§ Required action: The answer should consist of each line below that contains the word "Logbook".

[Dataset excerpts]
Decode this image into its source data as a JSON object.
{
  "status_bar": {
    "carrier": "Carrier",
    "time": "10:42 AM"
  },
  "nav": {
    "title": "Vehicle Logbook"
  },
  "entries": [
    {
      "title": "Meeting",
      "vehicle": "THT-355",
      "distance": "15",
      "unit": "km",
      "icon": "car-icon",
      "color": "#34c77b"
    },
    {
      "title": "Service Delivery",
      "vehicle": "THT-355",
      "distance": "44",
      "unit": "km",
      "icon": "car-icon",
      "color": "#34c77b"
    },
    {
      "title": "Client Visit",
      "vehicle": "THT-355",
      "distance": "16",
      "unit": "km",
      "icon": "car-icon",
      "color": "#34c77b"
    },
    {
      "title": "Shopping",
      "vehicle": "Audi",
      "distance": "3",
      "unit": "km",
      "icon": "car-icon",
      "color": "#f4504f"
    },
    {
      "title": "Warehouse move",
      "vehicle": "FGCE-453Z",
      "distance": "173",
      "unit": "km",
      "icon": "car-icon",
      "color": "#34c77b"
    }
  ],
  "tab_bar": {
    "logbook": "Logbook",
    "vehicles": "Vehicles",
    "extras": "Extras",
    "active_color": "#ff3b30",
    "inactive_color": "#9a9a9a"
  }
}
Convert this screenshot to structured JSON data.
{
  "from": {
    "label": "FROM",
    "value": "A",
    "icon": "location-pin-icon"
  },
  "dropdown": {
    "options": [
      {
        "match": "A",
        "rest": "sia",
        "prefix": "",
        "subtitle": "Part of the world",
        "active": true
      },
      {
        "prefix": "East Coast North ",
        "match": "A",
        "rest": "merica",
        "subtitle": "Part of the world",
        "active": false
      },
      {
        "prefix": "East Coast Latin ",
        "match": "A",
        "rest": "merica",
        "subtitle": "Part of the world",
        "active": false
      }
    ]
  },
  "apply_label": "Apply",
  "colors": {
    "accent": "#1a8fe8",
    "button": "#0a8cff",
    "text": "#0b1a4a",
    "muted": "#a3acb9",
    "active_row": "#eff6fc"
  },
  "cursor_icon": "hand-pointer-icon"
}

§ Finished exercise:
    "title": "Vehicle Logbook"
    "logbook": "Logbook",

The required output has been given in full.